Why? Because the base effects linked to supply problems and energy costs were stronger than we envisaged. In 2022, bottlenecks may last longer than expected. As a result, there’s a risk that inflation will not go down as quickly and as much as we predicted.
Could inflation become uncontrollable?
Amid the current uncertainty, it’s crucial to look at inflation expectations, to see what level they will settle at. For the time being, they’re a little below our inflation target of 2%, which is largely reassuring. But we need to remain vigilant to avoid second-round effects via wages. In that case, the upward inflationary trend could be more long-lasting. We haven’t seen any such effects yet. However, it should be noted that owing to the pandemic, most wage negotiations have been postponed to the end of 2021 and the beginning of 2022. So we should be very careful.
The markets have the impression that the next ECB meeting will signal a tightening of monetary policy. Is that the case?
What we will do is adjust our pandemic emergency purchase programme (PEPP) to the dynamics of inflation, to our economic forecasts and to the changing health situation. The programme was designed to deal with the consequences of the pandemic. Despite the recent rise in infections, COVID-19 will eventually fade away. But we will not go ahead with tapering (phasing out purchases), as the US Federal Reserve has done. The President of the ECB has announced that net purchases will end in March. But they could be resumed if necessary.
And after the PEPP has ended?
From a personal perspective, I think that monetary policy must remain accommodative after the PEPP has ended, because some of the scars left by the pandemic haven’t properly healed yet. Even if we have returned to pre-crisis levels of production and income. We must therefore keep our monetary policy accommodative, although not to the extent that we did at the height of the crisis in order to meet our medium-term inflation objective, and be even more driven by economic data.
Does that mean that an increase in the ECB’s key interest rates, which some market participants envisage happening by the end of 2022, isn’t a credible scenario?

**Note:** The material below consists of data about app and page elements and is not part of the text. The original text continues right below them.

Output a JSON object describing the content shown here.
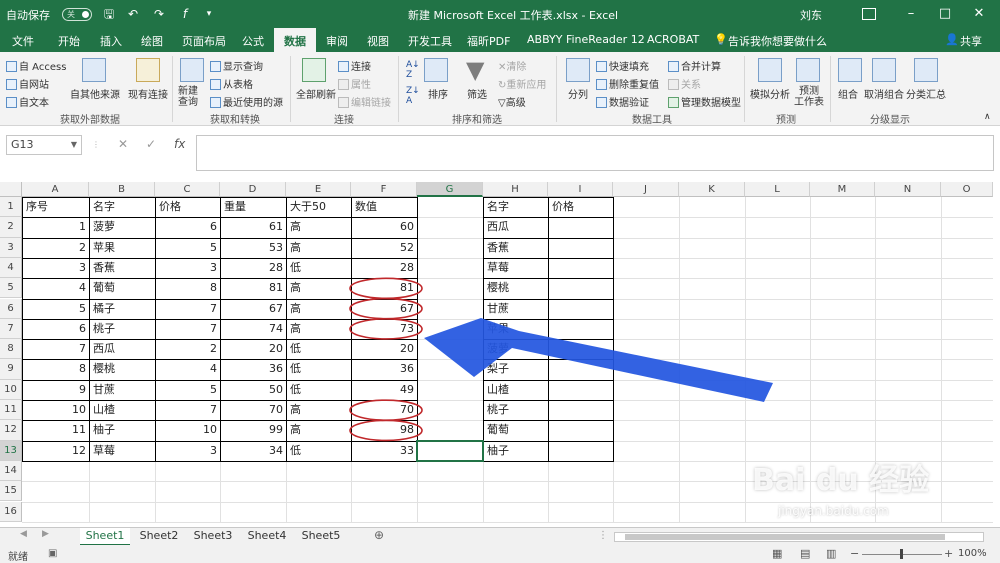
{
  "titlebar": {
    "autosave_label": "自动保存",
    "autosave_state": "关",
    "title": "新建 Microsoft Excel 工作表.xlsx  -  Excel",
    "user": "刘东",
    "icons": [
      "save-icon",
      "undo-icon",
      "redo-icon",
      "fx-icon",
      "customize-icon"
    ]
  },
  "menu": {
    "tabs": [
      "文件",
      "开始",
      "插入",
      "绘图",
      "页面布局",
      "公式",
      "数据",
      "审阅",
      "视图",
      "开发工具",
      "福昕PDF",
      "ABBYY FineReader 12",
      "ACROBAT"
    ],
    "active": "数据",
    "tellme": "告诉我你想要做什么",
    "share": "共享"
  },
  "ribbon": {
    "access": "自 Access",
    "web": "自网站",
    "text": "自文本",
    "other_sources": "自其他来源",
    "existing": "现有连接",
    "group1": "获取外部数据",
    "new_query": "新建\n查询",
    "show_queries": "显示查询",
    "from_table": "从表格",
    "recent_sources": "最近使用的源",
    "group2": "获取和转换",
    "refresh_all": "全部刷新",
    "connections": "连接",
    "properties": "属性",
    "edit_links": "编辑链接",
    "group3": "连接",
    "sort": "排序",
    "filter": "筛选",
    "clear": "清除",
    "reapply": "重新应用",
    "advanced": "高级",
    "group4": "排序和筛选",
    "text_to_columns": "分列",
    "flash_fill": "快速填充",
    "remove_dup": "删除重复值",
    "data_validation": "数据验证",
    "consolidate": "合并计算",
    "relationships": "关系",
    "manage_model": "管理数据模型",
    "group5": "数据工具",
    "what_if": "模拟分析",
    "forecast_sheet": "预测\n工作表",
    "group6": "预测",
    "group_btn": "组合",
    "ungroup": "取消组合",
    "subtotal": "分类汇总",
    "group7": "分级显示"
  },
  "formula": {
    "namebox": "G13",
    "content": ""
  },
  "grid": {
    "columns": [
      "A",
      "B",
      "C",
      "D",
      "E",
      "F",
      "G",
      "H",
      "I",
      "J",
      "K",
      "L",
      "M",
      "N",
      "O"
    ],
    "selected_col": "G",
    "rows": [
      "1",
      "2",
      "3",
      "4",
      "5",
      "6",
      "7",
      "8",
      "9",
      "10",
      "11",
      "12",
      "13",
      "14",
      "15",
      "16"
    ],
    "selected_row": "13",
    "header_A": "序号",
    "header_B": "名字",
    "header_C": "价格",
    "header_D": "重量",
    "header_E": "大于50",
    "header_F": "数值",
    "header_H": "名字",
    "header_I": "价格",
    "data": [
      [
        "1",
        "菠萝",
        "6",
        "61",
        "高",
        "60"
      ],
      [
        "2",
        "苹果",
        "5",
        "53",
        "高",
        "52"
      ],
      [
        "3",
        "香蕉",
        "3",
        "28",
        "低",
        "28"
      ],
      [
        "4",
        "葡萄",
        "8",
        "81",
        "高",
        "81"
      ],
      [
        "5",
        "橘子",
        "7",
        "67",
        "高",
        "67"
      ],
      [
        "6",
        "桃子",
        "7",
        "74",
        "高",
        "73"
      ],
      [
        "7",
        "西瓜",
        "2",
        "20",
        "低",
        "20"
      ],
      [
        "8",
        "樱桃",
        "4",
        "36",
        "低",
        "36"
      ],
      [
        "9",
        "甘蔗",
        "5",
        "50",
        "低",
        "49"
      ],
      [
        "10",
        "山楂",
        "7",
        "70",
        "高",
        "70"
      ],
      [
        "11",
        "柚子",
        "10",
        "99",
        "高",
        "98"
      ],
      [
        "12",
        "草莓",
        "3",
        "34",
        "低",
        "33"
      ]
    ],
    "h_names": [
      "西瓜",
      "香蕉",
      "草莓",
      "樱桃",
      "甘蔗",
      "苹果",
      "菠萝",
      "梨子",
      "山楂",
      "桃子",
      "葡萄",
      "柚子"
    ],
    "circled_rows": [
      "5",
      "6",
      "7",
      "11",
      "12"
    ]
  },
  "sheets": {
    "tabs": [
      "Sheet1",
      "Sheet2",
      "Sheet3",
      "Sheet4",
      "Sheet5"
    ],
    "active": "Sheet1"
  },
  "status": {
    "ready": "就绪",
    "zoom": "100%"
  },
  "watermark": {
    "brand": "Bai du 经验",
    "url": "jingyan.baidu.com"
  },
  "colors": {
    "excel_green": "#217346",
    "annotation_circle": "#c0282b",
    "annotation_arrow": "#2356e0"
  }
}
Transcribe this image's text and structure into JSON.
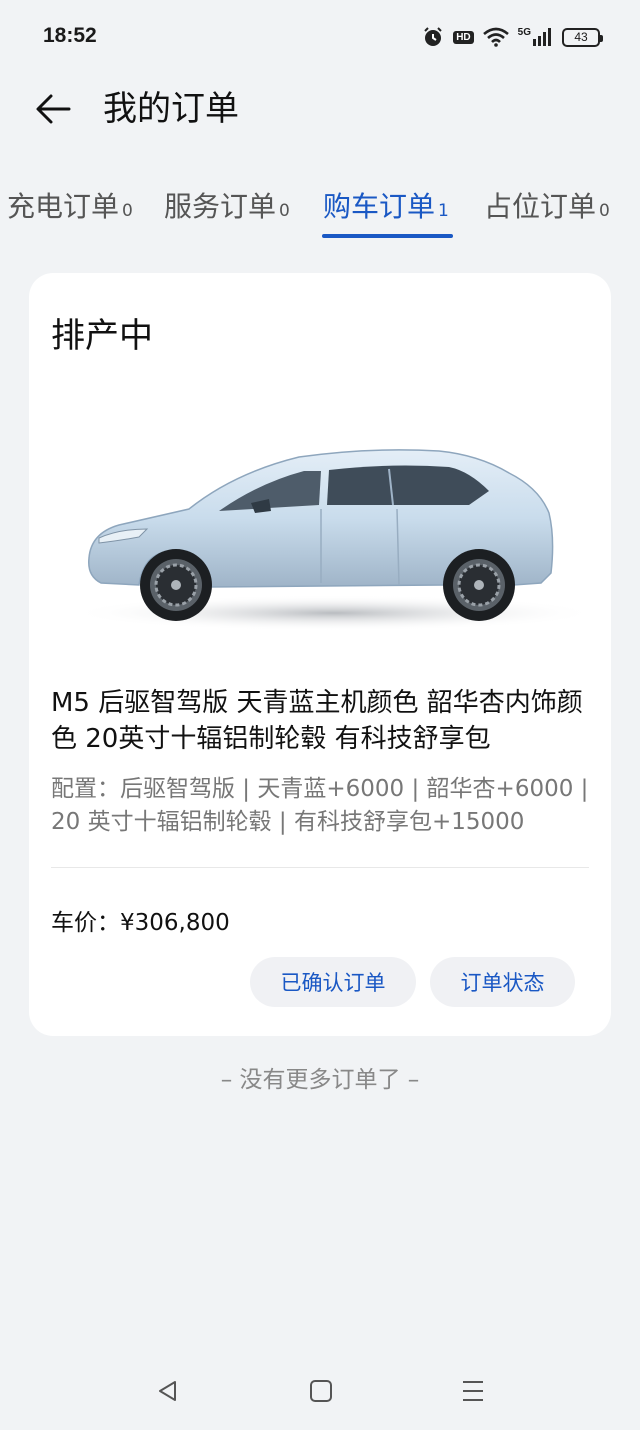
{
  "status_bar": {
    "time": "18:52",
    "signal_label": "5G",
    "hd_label": "HD",
    "battery_level": "43"
  },
  "header": {
    "title": "我的订单"
  },
  "tabs": [
    {
      "label": "充电订单",
      "count": "0",
      "active": false
    },
    {
      "label": "服务订单",
      "count": "0",
      "active": false
    },
    {
      "label": "购车订单",
      "count": "1",
      "active": true
    },
    {
      "label": "占位订单",
      "count": "0",
      "active": false
    }
  ],
  "order": {
    "status": "排产中",
    "title": "M5 后驱智驾版 天青蓝主机颜色 韶华杏内饰颜色 20英寸十辐铝制轮毂 有科技舒享包",
    "config": "配置：后驱智驾版 | 天青蓝+6000 | 韶华杏+6000 | 20 英寸十辐铝制轮毂 | 有科技舒享包+15000",
    "price": "车价：¥306,800",
    "actions": {
      "confirmed": "已确认订单",
      "status": "订单状态"
    }
  },
  "end_message": "– 没有更多订单了 –",
  "colors": {
    "accent": "#1a58c4",
    "background": "#f1f3f5",
    "card": "#ffffff",
    "car_body": "#c9dcec"
  },
  "icons": {
    "back": "arrow-left-icon",
    "nav_back": "triangle-back-icon",
    "nav_home": "square-home-icon",
    "nav_menu": "three-lines-menu-icon"
  }
}
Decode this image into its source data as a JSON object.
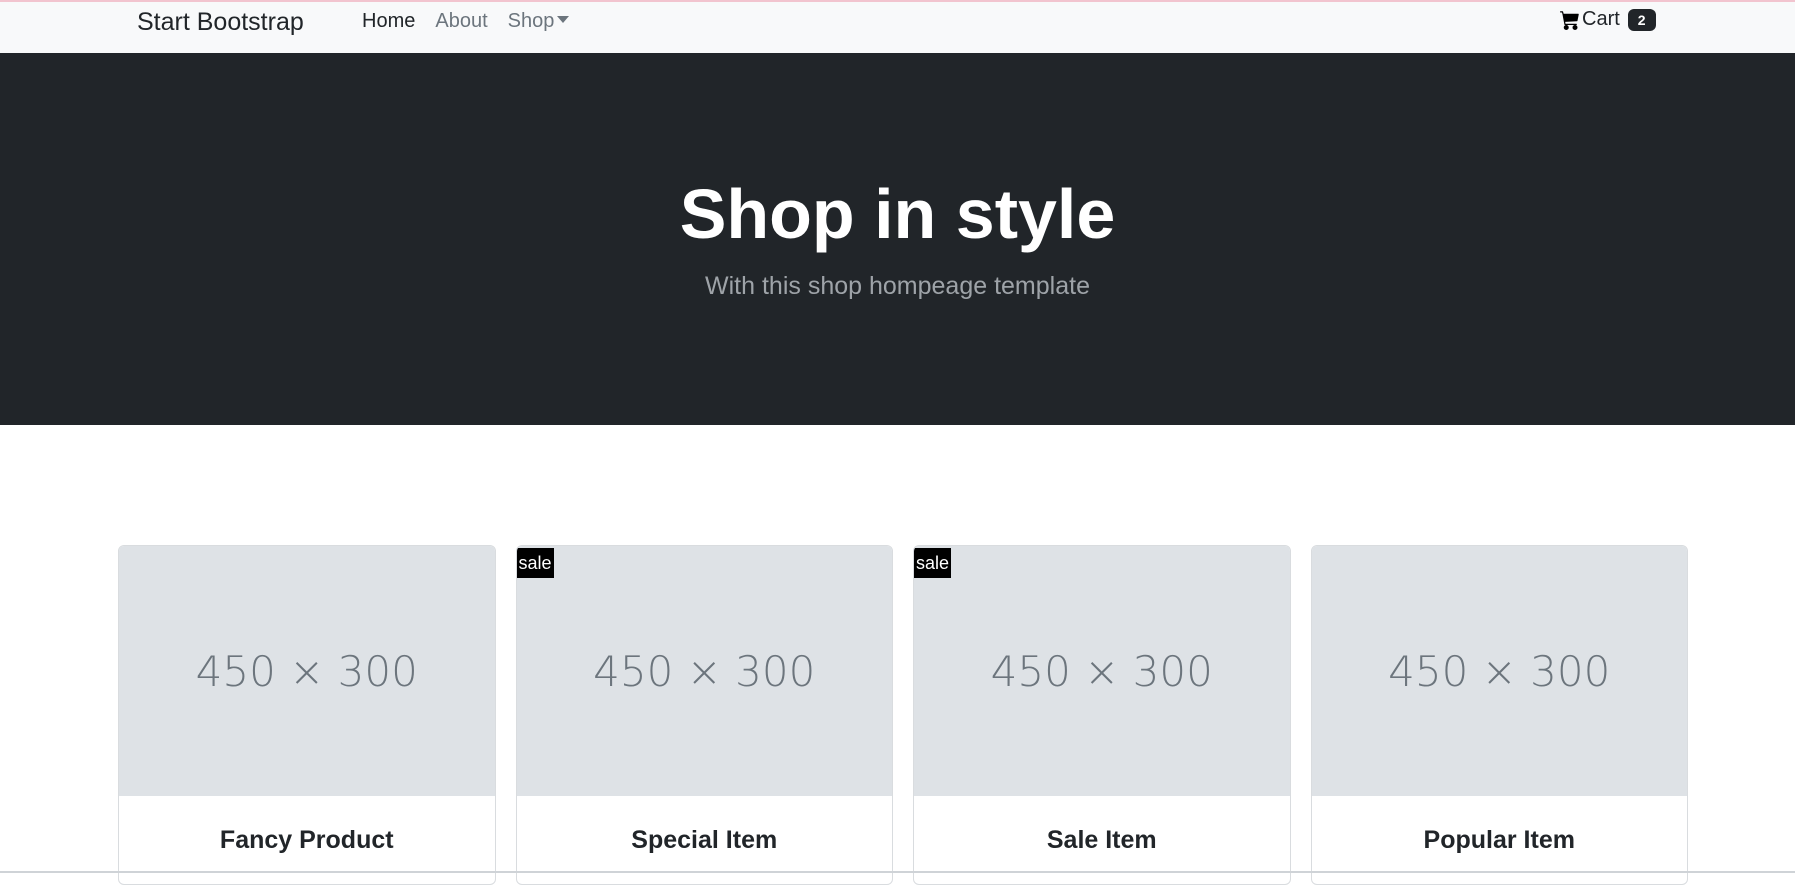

We haven’t discussed that yet, but I’ll give you my personal opinion. If we look at our forward guidance (note: the ECB’s tool for steering market expectations) we have two main instruments: asset purchases and key interest rates. And we make it clear that we will start increasing our rates shortly after we have ended our net asset purchases. I’m confident that those net purchases will continue throughout next year. Beyond that, I don’t know.